ABOUT THIS EXERCISE:
Search the entries for the word "text" and copy each line that has it.

MATERIAL FOR THE TASK:
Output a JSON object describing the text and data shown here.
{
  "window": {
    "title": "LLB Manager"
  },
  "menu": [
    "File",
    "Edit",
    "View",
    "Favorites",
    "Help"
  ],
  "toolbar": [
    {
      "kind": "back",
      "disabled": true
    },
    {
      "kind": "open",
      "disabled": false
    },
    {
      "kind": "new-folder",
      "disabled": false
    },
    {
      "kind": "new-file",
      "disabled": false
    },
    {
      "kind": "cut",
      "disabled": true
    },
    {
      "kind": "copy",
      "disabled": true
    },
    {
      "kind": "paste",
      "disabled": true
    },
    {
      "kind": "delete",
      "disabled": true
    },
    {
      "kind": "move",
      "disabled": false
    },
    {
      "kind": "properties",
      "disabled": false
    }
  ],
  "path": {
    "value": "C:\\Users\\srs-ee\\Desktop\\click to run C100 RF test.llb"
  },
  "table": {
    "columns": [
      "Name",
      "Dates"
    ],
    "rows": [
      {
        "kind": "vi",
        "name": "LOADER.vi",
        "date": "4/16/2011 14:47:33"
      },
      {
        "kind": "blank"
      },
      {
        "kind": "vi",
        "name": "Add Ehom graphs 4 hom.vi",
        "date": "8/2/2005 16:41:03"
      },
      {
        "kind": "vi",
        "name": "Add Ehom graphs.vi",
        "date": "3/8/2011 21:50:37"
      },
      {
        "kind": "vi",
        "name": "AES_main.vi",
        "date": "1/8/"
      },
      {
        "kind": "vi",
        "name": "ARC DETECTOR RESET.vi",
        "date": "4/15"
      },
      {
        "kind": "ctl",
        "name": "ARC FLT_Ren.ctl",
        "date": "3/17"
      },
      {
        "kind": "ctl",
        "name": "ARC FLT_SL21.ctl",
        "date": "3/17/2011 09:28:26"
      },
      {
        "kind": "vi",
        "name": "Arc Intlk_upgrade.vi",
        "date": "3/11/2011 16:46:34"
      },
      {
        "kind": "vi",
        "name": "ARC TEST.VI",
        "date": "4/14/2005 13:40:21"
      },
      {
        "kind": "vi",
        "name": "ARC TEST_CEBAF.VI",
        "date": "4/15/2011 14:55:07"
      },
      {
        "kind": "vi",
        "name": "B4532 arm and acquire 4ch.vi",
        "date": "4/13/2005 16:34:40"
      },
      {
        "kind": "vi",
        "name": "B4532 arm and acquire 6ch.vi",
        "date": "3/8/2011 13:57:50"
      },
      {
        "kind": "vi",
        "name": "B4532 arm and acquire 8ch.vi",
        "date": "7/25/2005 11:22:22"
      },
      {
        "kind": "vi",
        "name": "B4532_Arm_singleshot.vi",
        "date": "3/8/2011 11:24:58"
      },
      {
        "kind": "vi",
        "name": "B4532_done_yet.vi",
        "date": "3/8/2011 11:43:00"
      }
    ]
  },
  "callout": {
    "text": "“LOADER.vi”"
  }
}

SOLUTION FOR THIS PROBLEM:
Output a JSON object describing the text and data shown here.
    "text": "“LOADER.vi”"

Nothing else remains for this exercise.